CES might display the latest in technology innovations, but the world's largest gadget conference maintains gender stereotypes that are far outdated.
Booth babes, or scantily clad young women, still work the technology stands despite industry efforts being made to level the gender divide in the male-dominated industry.
The attractive young women demonstrate products at many trade stands, and enduring pick up lines from the mainly male trade audience, as you can hear in the video above.
The "booth babes" wear significantly less clothing than the trade audience, and play a markedly less senior role than the majority male keynote speakers.
According to one tech writer interviewed, they "broadcast a loud and inaccurate image of the technology industry is when it comes to being a woman."
The objections were not limited to female attendants. Andrew Brockhouse, owner of EagleEye IT said "Personally, it's not effective. You see one (booth babe) and I think 'that's a sleezy company I don't want to be associated with'."
Ambivalence towards the anachronistic booth workers seems to come from the top of CES.
Gary Shapiro, CEO of CES told the reporter who compiled this video "people naturally want to go towards what they consider pretty. So your effort to get a story out of booth babes which is decreasing rather rapidly in this industry is frankly irrelevant in my view."
While the number of women in tech is rising, the industry remains male-dominated, as does the crowd at the CES trade show.
Marissa Mayer from Google on women in tech, told CNET during the event that "right now is a great time to be a woman in tech, but there's not enough women in tech."
One of the panel sessions at the event focussed on how to recruit more women to the field.
CNET executive editor Molly Wood joined Lindsey Turrentine, editor-in-chief of CNET Reviews, Marissa Mayer, Google Vice President, Catarina Fake, Flickr founder and Padmasree Warrior Cisco Systems Chief Technology Officer to discuss how to mentor young women in the industry.
Watch highlights of this session in the video below:
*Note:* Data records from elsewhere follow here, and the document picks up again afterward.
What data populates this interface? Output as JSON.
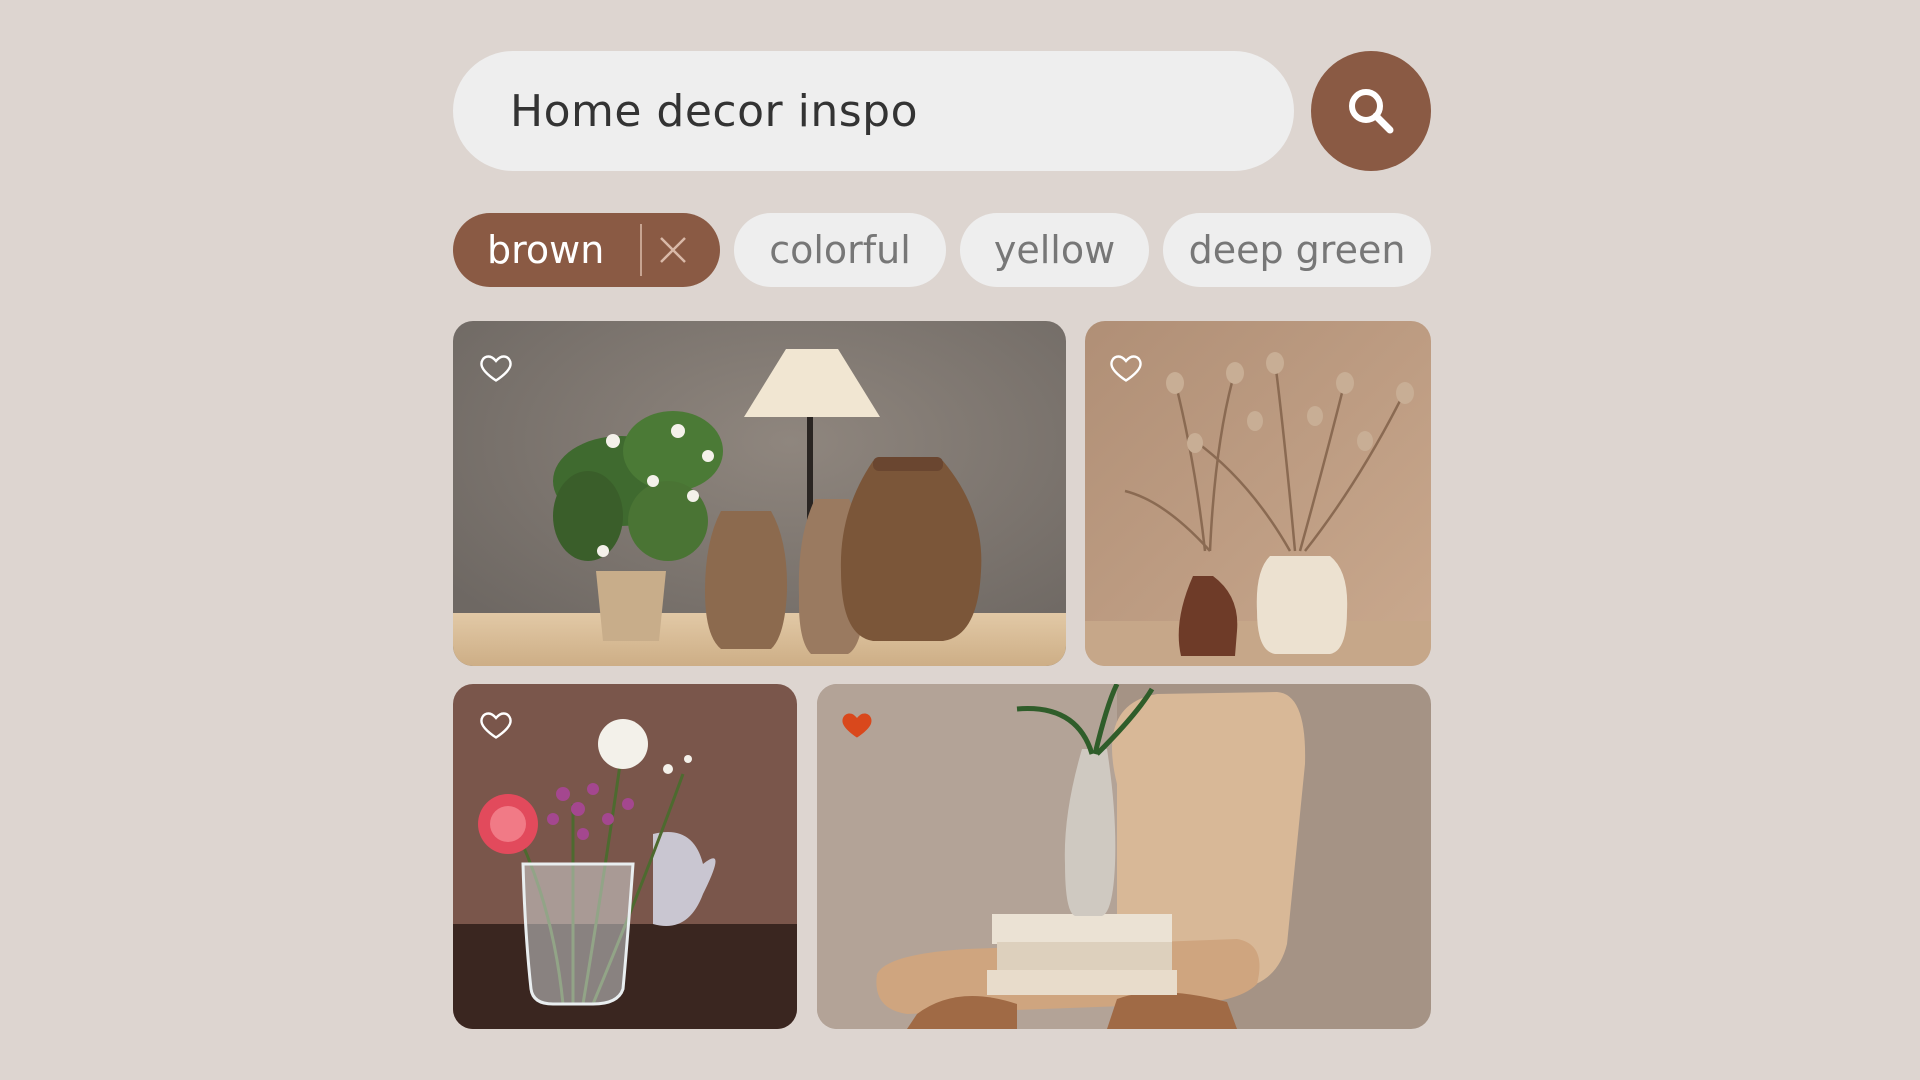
{
  "search": {
    "query": "Home decor inspo",
    "button_icon": "search-icon"
  },
  "filters": [
    {
      "label": "brown",
      "active": true
    },
    {
      "label": "colorful",
      "active": false
    },
    {
      "label": "yellow",
      "active": false
    },
    {
      "label": "deep green",
      "active": false
    }
  ],
  "results": [
    {
      "scene": "potted plant, table lamp and three clay vases",
      "liked": false
    },
    {
      "scene": "dried flower stems in two vases",
      "liked": false
    },
    {
      "scene": "pink and white flowers in a glass jug",
      "liked": false
    },
    {
      "scene": "wooden chair with books and a bud vase",
      "liked": true
    }
  ],
  "colors": {
    "background": "#ddd5d0",
    "accent": "#8a5a44",
    "chip_bg": "#eeeeee",
    "liked_heart": "#d9481c"
  }
}
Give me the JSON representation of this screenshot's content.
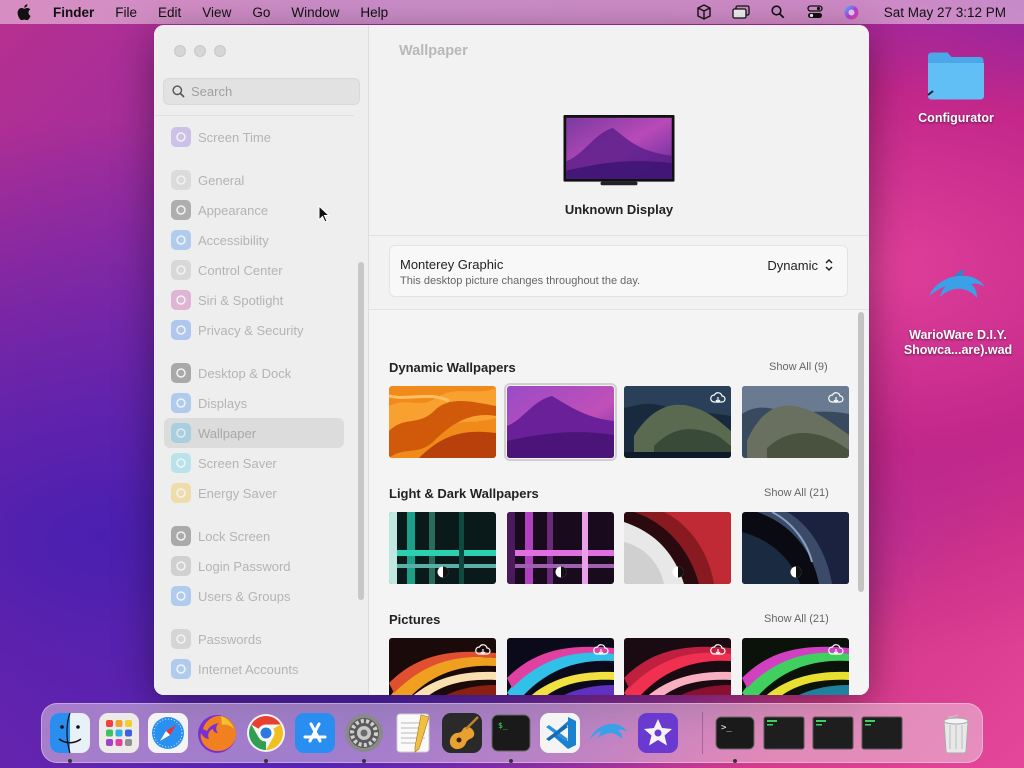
{
  "menubar": {
    "app_name": "Finder",
    "items": [
      "File",
      "Edit",
      "View",
      "Go",
      "Window",
      "Help"
    ],
    "clock": "Sat May 27  3:12 PM"
  },
  "desktop": {
    "configurator_label": "Configurator",
    "wad_label_line1": "WarioWare D.I.Y.",
    "wad_label_line2": "Showca...are).wad"
  },
  "sidebar": {
    "search_placeholder": "Search",
    "items": [
      {
        "label": "Screen Time",
        "color": "#8e6ee0"
      },
      {
        "label": "General",
        "color": "#b8b8b8"
      },
      {
        "label": "Appearance",
        "color": "#3a3a3a"
      },
      {
        "label": "Accessibility",
        "color": "#3d8bf0"
      },
      {
        "label": "Control Center",
        "color": "#b0b0b0"
      },
      {
        "label": "Siri & Spotlight",
        "color": "#c84aa8"
      },
      {
        "label": "Privacy & Security",
        "color": "#3d7ff0"
      },
      {
        "label": "Desktop & Dock",
        "color": "#2b2b2b"
      },
      {
        "label": "Displays",
        "color": "#3d8bf0"
      },
      {
        "label": "Wallpaper",
        "color": "#48b8e8"
      },
      {
        "label": "Screen Saver",
        "color": "#5ad0e8"
      },
      {
        "label": "Energy Saver",
        "color": "#f0c030"
      },
      {
        "label": "Lock Screen",
        "color": "#2e2e2e"
      },
      {
        "label": "Login Password",
        "color": "#9a9a9a"
      },
      {
        "label": "Users & Groups",
        "color": "#3d8bf0"
      },
      {
        "label": "Passwords",
        "color": "#a8a8a8"
      },
      {
        "label": "Internet Accounts",
        "color": "#3d8bf0"
      }
    ]
  },
  "main": {
    "title": "Wallpaper",
    "display_name": "Unknown Display",
    "current": {
      "name": "Monterey Graphic",
      "description": "This desktop picture changes throughout the day.",
      "mode": "Dynamic"
    },
    "sections": [
      {
        "title": "Dynamic Wallpapers",
        "show_all": "Show All (9)"
      },
      {
        "title": "Light & Dark Wallpapers",
        "show_all": "Show All (21)"
      },
      {
        "title": "Pictures",
        "show_all": "Show All (21)"
      }
    ]
  },
  "dock": {
    "apps": [
      "Finder",
      "Launchpad",
      "Safari",
      "Firefox",
      "Chrome",
      "App Store",
      "System Settings",
      "TextEdit",
      "GarageBand",
      "Terminal",
      "Visual Studio Code",
      "Dolphin",
      "iMovie",
      "Terminal",
      "Console",
      "Console",
      "Console",
      "Trash"
    ]
  }
}
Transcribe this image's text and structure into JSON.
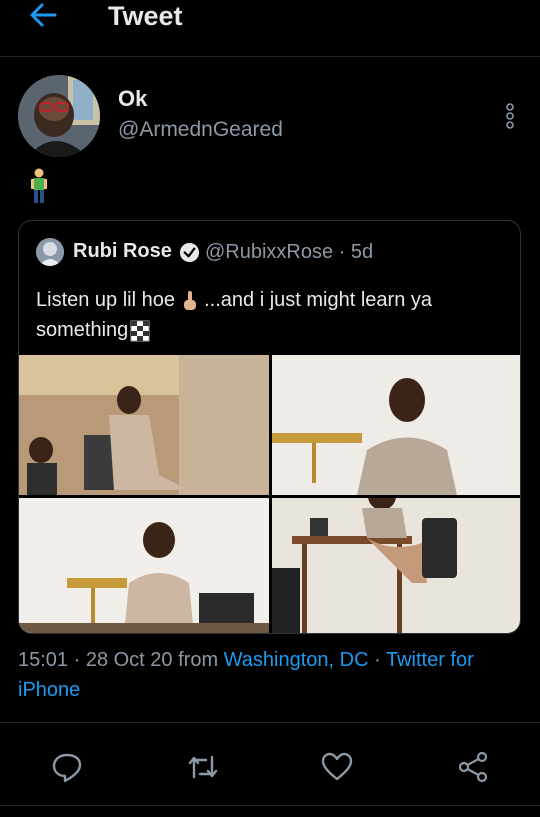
{
  "header": {
    "title": "Tweet"
  },
  "tweet": {
    "author_name": "Ok",
    "author_handle": "@ArmednGeared"
  },
  "quoted": {
    "name": "Rubi Rose",
    "handle_time": "@RubixxRose · 5d",
    "text_part1": "Listen up lil hoe ",
    "text_part2": " ...and i just might learn ya something"
  },
  "meta": {
    "time_date": "15:01 · 28 Oct 20 from ",
    "location": "Washington, DC",
    "separator": " · ",
    "client": "Twitter for iPhone"
  },
  "actions": [
    "reply-icon",
    "retweet-icon",
    "like-icon",
    "share-icon"
  ],
  "colors": {
    "accent": "#1d9bf0",
    "secondary_text": "#8b98a5",
    "background": "#000000"
  }
}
No word yet on whether there's a correlation between how good a product is and the amount of flesh a booth babe has to display to peddle the thing.